_What is required_
Each line of the data that includes "guaranteed" must be copied.

** Data provided follows **

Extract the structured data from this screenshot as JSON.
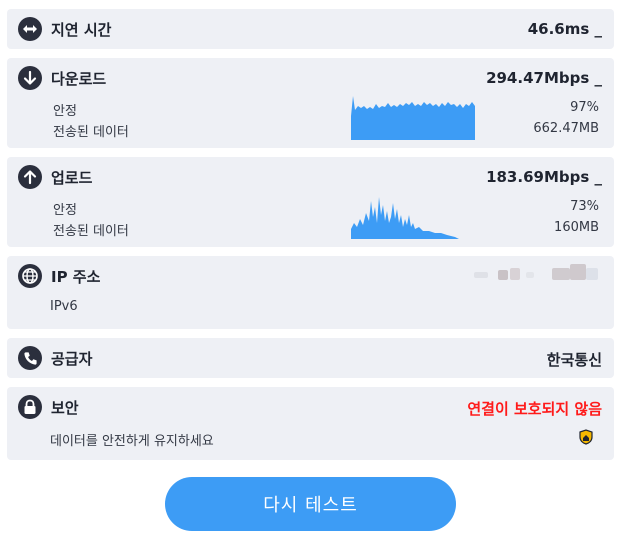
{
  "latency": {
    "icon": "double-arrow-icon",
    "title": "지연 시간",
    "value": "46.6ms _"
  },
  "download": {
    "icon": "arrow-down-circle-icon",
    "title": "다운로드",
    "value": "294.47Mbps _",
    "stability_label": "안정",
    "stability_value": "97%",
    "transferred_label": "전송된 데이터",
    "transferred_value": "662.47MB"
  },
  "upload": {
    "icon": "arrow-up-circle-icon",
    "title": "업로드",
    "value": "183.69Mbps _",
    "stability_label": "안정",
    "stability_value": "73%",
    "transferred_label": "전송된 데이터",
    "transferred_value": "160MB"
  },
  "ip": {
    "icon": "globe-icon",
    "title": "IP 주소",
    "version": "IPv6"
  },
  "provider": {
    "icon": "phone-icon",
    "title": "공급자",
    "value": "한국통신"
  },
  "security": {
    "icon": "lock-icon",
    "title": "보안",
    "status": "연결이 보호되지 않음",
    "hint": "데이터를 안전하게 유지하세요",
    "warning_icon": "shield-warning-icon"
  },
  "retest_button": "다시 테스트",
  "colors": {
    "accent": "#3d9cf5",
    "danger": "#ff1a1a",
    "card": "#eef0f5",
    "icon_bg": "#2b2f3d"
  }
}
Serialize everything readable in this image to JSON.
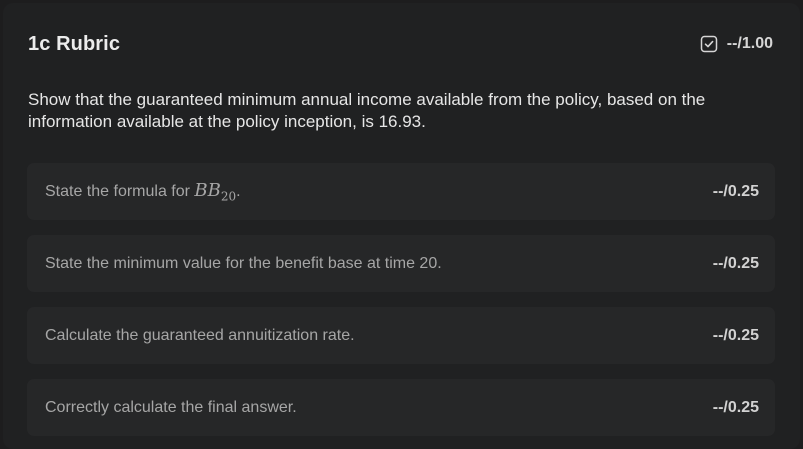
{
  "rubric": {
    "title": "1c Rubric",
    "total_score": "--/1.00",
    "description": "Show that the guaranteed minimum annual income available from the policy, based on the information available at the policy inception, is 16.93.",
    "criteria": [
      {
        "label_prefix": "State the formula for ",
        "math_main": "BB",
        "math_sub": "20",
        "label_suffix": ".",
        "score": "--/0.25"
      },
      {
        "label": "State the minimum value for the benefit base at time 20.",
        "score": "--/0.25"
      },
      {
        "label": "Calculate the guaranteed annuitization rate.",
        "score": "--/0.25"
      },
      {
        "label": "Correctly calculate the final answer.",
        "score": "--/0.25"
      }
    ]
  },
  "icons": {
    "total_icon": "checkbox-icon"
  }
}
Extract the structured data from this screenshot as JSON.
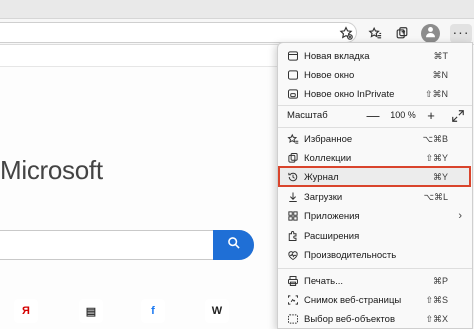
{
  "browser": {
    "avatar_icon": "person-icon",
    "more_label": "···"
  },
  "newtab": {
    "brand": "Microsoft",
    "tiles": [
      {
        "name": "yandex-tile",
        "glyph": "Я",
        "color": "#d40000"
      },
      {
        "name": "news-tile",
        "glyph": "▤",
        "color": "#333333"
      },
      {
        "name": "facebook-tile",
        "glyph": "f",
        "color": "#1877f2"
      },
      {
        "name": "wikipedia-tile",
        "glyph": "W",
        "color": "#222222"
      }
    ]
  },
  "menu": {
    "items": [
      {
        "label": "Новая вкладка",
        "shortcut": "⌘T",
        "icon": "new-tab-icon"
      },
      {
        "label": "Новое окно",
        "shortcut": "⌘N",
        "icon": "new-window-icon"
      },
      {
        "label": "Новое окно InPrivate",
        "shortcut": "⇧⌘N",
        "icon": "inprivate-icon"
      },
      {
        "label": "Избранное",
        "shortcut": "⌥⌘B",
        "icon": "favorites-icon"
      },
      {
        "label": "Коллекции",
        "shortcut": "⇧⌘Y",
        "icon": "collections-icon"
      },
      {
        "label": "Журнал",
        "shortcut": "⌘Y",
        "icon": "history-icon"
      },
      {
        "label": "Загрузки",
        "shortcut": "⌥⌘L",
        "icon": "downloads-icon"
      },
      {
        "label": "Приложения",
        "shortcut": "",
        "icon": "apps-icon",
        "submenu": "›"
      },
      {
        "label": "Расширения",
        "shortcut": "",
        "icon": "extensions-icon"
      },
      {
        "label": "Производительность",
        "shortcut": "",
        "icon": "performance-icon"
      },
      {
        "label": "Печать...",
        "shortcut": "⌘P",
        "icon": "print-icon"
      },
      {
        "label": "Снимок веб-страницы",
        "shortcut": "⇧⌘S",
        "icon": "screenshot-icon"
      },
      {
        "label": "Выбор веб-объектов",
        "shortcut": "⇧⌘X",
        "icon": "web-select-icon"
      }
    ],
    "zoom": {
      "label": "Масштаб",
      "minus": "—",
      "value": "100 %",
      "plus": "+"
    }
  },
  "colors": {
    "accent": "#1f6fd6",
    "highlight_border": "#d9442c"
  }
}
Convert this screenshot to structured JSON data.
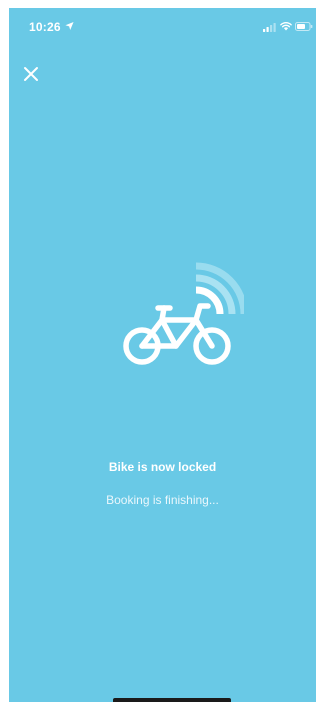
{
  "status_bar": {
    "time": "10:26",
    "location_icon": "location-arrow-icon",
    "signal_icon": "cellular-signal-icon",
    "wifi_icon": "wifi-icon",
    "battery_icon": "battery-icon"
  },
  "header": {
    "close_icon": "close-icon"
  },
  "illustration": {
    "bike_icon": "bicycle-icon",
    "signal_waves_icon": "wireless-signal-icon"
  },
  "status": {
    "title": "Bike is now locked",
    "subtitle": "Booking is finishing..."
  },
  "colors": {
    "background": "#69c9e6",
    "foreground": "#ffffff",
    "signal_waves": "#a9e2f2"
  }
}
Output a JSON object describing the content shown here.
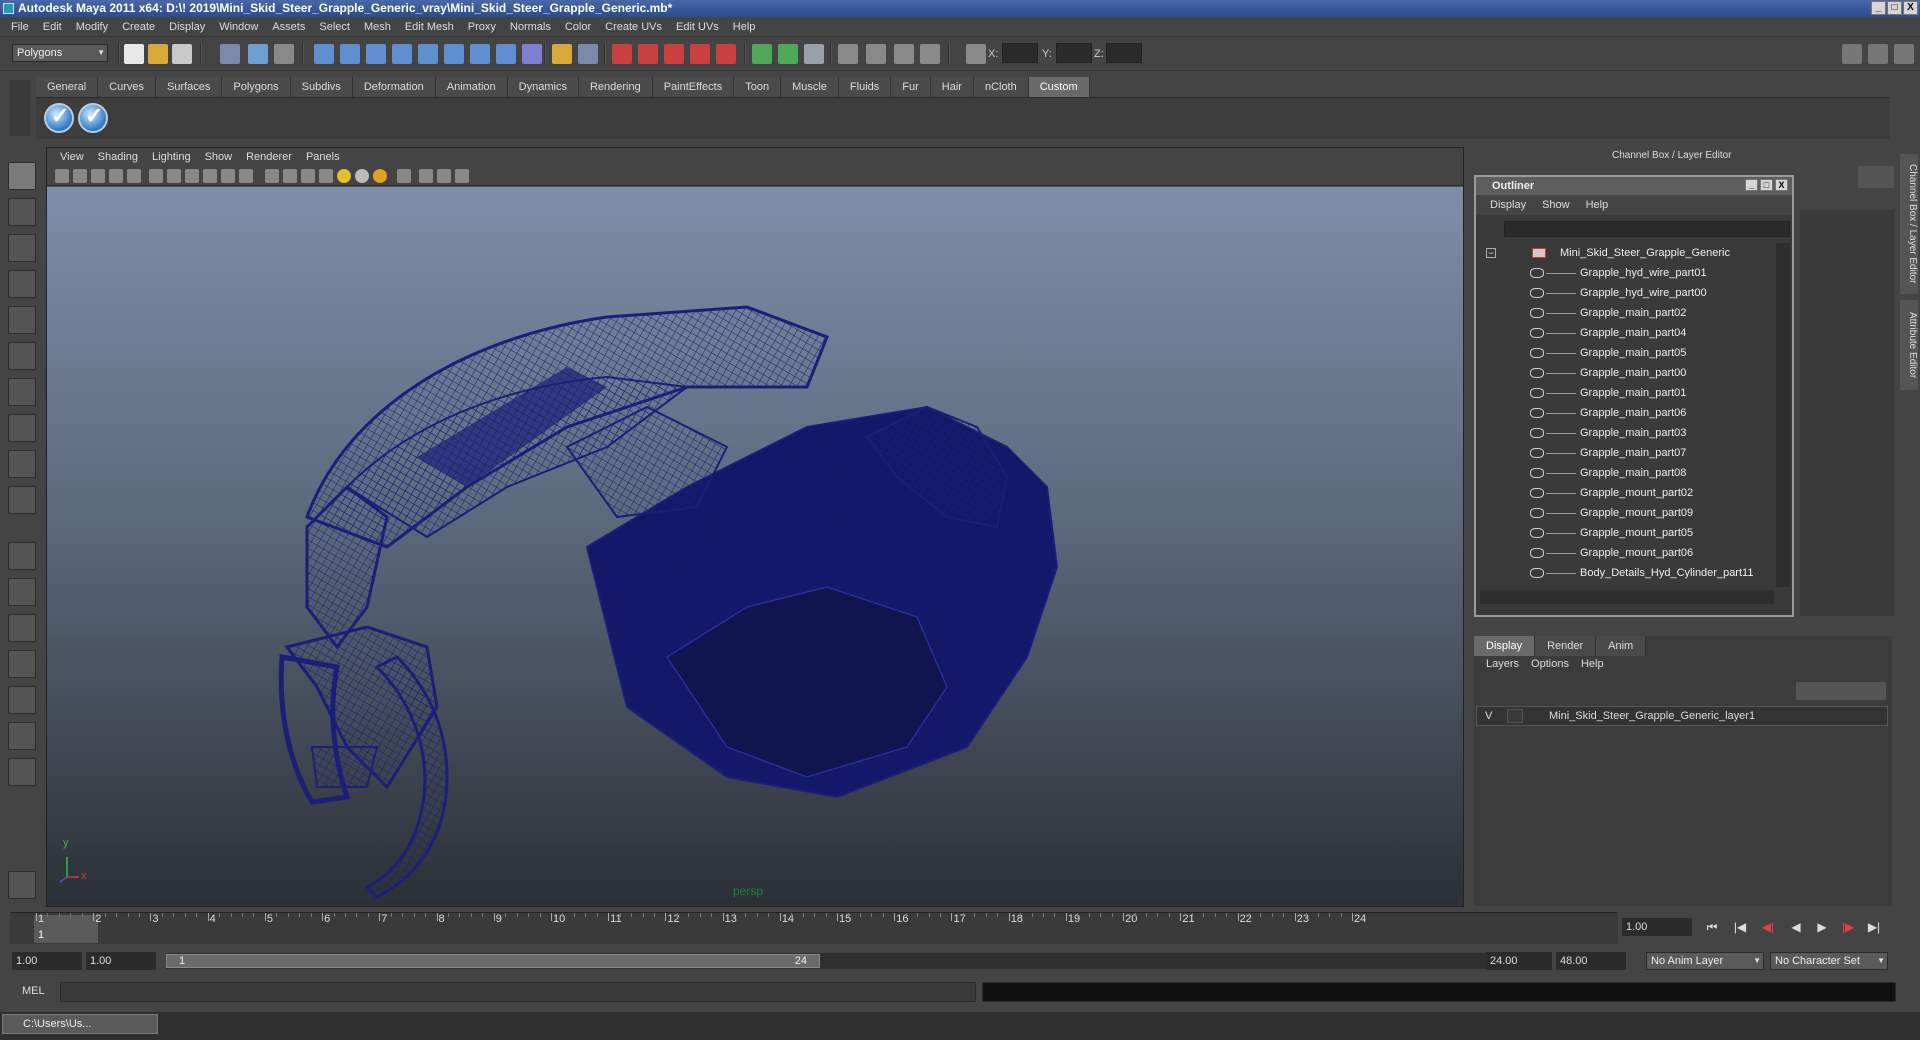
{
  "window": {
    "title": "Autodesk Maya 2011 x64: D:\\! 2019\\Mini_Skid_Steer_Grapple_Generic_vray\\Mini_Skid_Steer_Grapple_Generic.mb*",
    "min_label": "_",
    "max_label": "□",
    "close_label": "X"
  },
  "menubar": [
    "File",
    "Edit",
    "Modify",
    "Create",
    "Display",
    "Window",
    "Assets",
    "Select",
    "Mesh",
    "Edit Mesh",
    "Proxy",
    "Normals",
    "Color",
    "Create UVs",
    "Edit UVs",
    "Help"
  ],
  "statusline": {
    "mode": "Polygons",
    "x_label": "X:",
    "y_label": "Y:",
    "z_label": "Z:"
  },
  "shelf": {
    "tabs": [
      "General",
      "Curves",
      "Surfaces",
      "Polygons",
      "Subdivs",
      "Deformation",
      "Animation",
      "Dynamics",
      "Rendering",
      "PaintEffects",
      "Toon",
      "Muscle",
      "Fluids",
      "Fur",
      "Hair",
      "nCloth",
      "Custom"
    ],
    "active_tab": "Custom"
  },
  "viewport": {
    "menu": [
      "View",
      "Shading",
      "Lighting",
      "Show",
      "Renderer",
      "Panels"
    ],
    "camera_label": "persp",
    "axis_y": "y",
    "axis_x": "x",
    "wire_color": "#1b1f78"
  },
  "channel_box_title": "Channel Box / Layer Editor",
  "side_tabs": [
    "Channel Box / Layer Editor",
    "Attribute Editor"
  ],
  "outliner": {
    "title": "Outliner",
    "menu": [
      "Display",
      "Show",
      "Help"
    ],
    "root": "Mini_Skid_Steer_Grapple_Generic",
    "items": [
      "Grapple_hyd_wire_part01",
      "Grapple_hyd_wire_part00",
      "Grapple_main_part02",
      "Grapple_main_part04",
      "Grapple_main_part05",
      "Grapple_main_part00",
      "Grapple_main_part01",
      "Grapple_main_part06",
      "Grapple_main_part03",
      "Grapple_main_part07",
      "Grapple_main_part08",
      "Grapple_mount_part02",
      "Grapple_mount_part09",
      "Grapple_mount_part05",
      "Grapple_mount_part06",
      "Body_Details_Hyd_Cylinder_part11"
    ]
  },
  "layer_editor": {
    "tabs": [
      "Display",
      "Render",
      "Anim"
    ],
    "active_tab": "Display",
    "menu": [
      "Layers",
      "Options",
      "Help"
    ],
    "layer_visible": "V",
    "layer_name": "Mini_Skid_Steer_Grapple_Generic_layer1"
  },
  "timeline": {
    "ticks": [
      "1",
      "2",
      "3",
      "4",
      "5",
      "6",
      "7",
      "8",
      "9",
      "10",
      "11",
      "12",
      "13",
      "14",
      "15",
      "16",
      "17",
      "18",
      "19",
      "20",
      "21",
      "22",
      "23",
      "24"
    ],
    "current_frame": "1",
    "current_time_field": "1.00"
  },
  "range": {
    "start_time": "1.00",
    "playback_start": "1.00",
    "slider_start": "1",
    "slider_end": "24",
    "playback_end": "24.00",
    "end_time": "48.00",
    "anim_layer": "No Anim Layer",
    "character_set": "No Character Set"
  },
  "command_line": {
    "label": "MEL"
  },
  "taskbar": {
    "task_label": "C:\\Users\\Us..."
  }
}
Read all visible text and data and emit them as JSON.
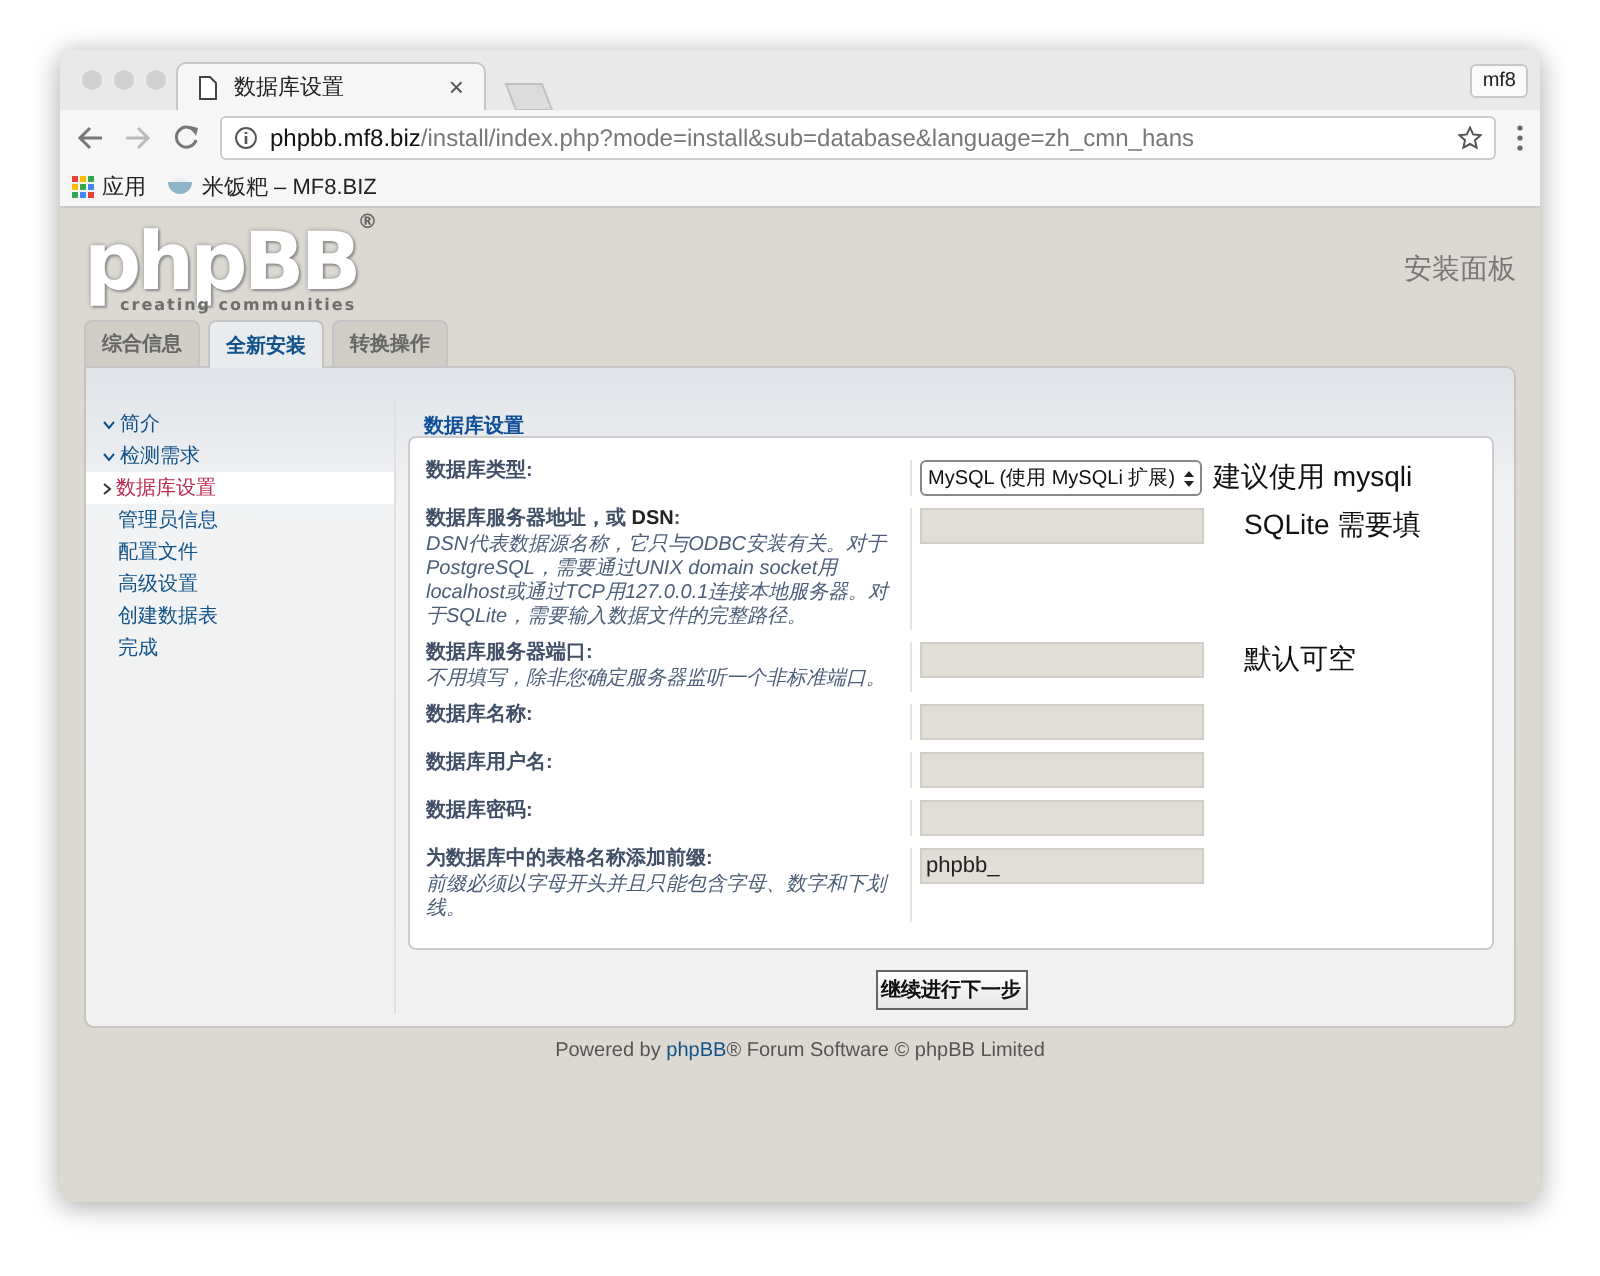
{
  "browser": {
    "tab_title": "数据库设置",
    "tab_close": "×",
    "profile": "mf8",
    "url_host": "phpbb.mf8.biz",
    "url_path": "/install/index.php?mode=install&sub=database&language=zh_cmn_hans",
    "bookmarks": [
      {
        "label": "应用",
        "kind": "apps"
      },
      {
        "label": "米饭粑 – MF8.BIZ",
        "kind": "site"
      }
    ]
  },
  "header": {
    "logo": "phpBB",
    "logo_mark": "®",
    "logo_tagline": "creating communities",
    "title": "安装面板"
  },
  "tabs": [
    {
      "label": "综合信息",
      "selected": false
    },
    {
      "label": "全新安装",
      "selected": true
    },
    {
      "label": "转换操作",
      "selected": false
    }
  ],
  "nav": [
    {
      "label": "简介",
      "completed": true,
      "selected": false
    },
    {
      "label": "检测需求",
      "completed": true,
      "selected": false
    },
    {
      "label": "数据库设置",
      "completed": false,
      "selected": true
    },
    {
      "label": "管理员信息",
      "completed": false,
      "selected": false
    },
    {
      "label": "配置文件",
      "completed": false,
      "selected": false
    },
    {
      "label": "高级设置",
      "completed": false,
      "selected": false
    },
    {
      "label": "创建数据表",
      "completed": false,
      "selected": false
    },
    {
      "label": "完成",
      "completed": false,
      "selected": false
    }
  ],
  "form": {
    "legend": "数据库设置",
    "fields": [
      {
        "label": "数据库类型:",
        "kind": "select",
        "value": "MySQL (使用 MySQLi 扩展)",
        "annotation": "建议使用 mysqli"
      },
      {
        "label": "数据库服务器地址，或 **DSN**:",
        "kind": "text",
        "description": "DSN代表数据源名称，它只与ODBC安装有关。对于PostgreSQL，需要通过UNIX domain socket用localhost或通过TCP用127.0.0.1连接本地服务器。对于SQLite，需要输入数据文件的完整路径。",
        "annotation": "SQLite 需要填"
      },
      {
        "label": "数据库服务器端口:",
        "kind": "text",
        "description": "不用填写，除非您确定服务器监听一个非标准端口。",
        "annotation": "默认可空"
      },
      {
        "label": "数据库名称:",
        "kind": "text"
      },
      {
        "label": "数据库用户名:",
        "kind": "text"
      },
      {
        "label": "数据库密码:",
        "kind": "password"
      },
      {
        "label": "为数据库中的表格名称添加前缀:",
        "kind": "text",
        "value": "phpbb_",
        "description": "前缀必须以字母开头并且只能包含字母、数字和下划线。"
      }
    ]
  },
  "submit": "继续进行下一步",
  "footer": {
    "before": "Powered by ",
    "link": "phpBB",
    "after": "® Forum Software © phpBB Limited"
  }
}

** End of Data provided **

_Written response_
    "description": "Show that the guaranteed minimum annual income available from the policy, based on the information available at the policy inception, is 16.93.",
        "label": "Calculate the guaranteed annuitization rate.",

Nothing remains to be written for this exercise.